"Ask your gynecologist about pelvic surgery."
In a prolapsed pelvis, the vaginal walls bulge or slip out of their normal place, sometimes shifting or putting pressure on the bladder.
Ingrid Nyaard, MD, a University of Utah gynecologist and surgeon, led the study of hundreds of women who had one or both of the operations.
The first surgery involves inserting mesh under the pelvis to support and restore it to its original position. In the second surgery, the bladder is lifted and stitched back into place to lessen urinary incontinence.
The researchers followed 215 women for several years following surgery. Of that group, 104 women had undergone surgery consisting only of inserting mesh to lift collapsed pelvic organs. The remaining 111 women were given the mesh inserts, then had the bladder restored to its original position.
After seven years of being monitored, 27 percent of the women who had both procedures showed physical signs that their pelvic organs had returned to their pre-surgical prolapsed position, the researchers found.
Of the group that had only the supportive mesh inserted, 22 percent of women experienced physical signs that the benefits of surgery were reversing themselves.
Also during those seven years, problems with incontinence returned for 62 percent of women who had both surgeries, and 72 percent of women who only had mesh inserted.
Even so, said Tristi Muir, MD, a University of Texas Medical Branch gynecologist and reconstructive surgeon, women whose prolapse surgeries are not a total fix rarely return to where they were before the operation.
"As surgeon[s], we are challenged to restore the fallen structures in anatomy and function and provide durability of the repair while the woman continues to live life," said Dr. Muir, a Galveston-based physician and professor. "Understanding the long-term durability and complications is vital to appropriate counseling of women when they are considering surgery. This information is also critical in allowing us to continue to improve our procedures.
"Fortunately," she continued, "while recurrence or prolapse or incontinence may occur with time, it is frequently not as severe as it was prior to surgery and many women do not require another surgery."
The researchers wrote that they expect research on mesh to be ongoing and that new and better devices – mesh and non-mesh – to repair prolapsed pelvises will be developed. Those new tools should undergo at least five years worth of medical trials to measure their effectiveness before they are used on female patients, researchers said.
"We found that complications related to synthetic mesh continue to occur over time,” the authors wrote.
More than a quarter-million women in the United States—up to almost 20 percent of those who are affected by the disorder—have surgery to correct pelvic prolapse each year, the researchers said.
The researchers added that 21 surgeons at seven different locations had patients in the study.

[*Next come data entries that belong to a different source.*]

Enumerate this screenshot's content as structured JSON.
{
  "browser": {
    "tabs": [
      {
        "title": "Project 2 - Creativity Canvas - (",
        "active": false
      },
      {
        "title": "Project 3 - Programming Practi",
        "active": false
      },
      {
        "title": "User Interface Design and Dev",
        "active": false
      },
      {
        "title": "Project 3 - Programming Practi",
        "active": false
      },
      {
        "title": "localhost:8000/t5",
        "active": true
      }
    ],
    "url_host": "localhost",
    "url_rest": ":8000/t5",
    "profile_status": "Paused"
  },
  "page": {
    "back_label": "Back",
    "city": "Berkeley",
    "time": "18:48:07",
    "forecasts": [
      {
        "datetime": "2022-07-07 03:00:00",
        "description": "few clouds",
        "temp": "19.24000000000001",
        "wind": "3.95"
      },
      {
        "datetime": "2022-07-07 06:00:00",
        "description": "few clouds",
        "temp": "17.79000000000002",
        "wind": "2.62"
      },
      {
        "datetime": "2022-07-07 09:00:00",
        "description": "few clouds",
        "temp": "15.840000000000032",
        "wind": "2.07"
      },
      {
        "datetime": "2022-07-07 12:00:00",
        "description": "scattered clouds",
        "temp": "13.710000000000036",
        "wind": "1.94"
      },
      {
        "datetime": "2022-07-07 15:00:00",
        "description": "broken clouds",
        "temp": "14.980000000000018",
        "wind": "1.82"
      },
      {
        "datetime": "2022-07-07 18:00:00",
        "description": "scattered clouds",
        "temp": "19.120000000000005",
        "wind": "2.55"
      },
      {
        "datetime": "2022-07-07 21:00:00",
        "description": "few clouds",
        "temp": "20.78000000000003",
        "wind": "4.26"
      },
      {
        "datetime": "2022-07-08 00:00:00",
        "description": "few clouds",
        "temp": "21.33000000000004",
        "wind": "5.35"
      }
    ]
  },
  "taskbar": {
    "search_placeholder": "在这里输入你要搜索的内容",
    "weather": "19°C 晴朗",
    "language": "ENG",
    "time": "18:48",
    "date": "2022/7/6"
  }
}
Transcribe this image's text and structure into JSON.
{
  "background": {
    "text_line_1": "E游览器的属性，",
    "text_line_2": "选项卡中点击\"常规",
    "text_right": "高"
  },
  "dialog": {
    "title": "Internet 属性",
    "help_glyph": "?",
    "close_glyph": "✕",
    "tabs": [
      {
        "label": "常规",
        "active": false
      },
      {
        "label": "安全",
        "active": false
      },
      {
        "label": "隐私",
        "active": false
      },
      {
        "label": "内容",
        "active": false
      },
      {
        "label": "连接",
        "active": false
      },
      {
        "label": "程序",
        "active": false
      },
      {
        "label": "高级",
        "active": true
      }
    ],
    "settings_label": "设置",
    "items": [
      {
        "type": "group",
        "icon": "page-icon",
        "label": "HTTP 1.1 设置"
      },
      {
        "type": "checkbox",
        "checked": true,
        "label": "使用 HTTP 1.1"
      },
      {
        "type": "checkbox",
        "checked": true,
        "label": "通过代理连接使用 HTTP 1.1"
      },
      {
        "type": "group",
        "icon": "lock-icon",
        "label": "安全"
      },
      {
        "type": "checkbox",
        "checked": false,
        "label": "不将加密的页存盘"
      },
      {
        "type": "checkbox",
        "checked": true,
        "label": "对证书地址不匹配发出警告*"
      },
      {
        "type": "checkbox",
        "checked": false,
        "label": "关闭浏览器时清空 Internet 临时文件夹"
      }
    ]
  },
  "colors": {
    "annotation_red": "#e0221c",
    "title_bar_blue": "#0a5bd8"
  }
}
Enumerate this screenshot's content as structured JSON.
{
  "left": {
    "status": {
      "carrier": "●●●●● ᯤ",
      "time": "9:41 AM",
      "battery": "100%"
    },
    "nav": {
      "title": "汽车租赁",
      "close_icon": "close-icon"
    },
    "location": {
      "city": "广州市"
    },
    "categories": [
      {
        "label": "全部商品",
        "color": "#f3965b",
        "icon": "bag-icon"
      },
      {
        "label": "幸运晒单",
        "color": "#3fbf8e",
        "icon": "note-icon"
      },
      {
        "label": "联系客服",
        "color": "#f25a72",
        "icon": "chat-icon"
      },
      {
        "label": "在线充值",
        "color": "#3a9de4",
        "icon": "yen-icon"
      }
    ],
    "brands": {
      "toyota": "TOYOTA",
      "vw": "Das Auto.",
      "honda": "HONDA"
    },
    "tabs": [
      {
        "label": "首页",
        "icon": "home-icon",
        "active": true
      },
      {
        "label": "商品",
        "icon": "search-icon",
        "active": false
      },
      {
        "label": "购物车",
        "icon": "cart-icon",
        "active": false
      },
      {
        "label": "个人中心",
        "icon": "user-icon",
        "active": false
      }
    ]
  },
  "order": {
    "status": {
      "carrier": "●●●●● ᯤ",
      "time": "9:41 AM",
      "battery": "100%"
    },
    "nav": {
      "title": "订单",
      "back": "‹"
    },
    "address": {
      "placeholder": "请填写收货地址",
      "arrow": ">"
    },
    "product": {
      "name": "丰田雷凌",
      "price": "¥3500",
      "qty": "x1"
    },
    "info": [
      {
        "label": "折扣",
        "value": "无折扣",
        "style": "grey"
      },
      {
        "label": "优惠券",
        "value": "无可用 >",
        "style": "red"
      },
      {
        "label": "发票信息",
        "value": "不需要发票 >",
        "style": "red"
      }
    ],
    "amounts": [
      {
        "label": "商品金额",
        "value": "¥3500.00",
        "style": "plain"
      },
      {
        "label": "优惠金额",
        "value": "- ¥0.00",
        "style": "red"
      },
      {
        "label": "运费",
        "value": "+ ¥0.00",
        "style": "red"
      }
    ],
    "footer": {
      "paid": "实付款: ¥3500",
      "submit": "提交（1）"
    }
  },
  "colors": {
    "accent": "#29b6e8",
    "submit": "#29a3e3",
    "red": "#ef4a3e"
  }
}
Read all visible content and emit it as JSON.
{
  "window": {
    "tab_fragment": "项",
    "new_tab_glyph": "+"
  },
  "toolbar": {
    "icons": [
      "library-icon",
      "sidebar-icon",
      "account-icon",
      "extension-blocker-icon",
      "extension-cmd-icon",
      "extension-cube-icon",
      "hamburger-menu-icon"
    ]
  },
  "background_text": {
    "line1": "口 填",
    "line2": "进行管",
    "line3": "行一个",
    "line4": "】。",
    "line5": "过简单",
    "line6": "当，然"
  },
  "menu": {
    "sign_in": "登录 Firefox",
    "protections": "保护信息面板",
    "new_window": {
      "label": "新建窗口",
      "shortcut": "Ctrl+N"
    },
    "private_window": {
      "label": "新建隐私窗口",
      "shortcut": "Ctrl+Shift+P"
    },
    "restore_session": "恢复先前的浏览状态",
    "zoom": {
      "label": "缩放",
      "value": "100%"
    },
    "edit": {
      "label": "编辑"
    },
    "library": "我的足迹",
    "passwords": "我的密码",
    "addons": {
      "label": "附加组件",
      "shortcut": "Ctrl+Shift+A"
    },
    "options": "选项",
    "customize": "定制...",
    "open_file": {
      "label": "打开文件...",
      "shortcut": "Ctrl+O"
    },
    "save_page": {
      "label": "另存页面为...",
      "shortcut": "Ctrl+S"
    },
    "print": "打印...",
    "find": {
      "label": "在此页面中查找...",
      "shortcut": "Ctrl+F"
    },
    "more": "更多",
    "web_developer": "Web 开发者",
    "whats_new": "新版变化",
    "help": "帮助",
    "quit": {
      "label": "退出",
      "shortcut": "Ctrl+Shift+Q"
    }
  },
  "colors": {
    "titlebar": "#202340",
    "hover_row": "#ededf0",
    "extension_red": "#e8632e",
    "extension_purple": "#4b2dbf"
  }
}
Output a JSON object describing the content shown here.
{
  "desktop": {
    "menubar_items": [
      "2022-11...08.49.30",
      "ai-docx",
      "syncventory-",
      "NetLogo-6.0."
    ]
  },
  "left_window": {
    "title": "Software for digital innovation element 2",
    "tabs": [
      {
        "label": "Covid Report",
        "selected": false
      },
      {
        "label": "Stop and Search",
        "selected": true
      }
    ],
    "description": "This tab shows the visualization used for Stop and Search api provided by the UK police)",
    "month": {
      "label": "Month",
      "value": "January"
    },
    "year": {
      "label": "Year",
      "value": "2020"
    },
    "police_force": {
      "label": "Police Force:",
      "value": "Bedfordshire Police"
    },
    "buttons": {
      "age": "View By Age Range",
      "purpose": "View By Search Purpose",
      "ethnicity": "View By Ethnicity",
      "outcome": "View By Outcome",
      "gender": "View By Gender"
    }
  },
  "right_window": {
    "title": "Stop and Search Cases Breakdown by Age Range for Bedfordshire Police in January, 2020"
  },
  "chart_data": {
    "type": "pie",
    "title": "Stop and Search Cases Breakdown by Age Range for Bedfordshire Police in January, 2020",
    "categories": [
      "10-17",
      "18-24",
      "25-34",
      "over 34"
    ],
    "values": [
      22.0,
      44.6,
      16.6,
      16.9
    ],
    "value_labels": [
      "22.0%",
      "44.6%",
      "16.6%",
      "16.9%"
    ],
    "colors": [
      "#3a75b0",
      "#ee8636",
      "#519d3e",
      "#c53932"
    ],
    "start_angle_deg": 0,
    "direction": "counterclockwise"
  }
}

The study did not take into account how different operating room techniques and levels of surgical skill affected the long-term outcomes of the surgery.
Funded by the Eunice Kennedy Shriver National Institute of Child Health and Human Development and the National Institutes of Health Office of Research on Women’s Health, the study was published online on May 13 in the Journal of the American Medical Association.
Ten of the 13 researchers reported no financial gain or investments that might influence the study’s design or outcomes. Three researchers reported being consultants to, receiving grants from or sitting on the advisory boards of several pharmaceutical companies, including mesh-makers that are being sued by patients claiming they were harmed by surgical mesh.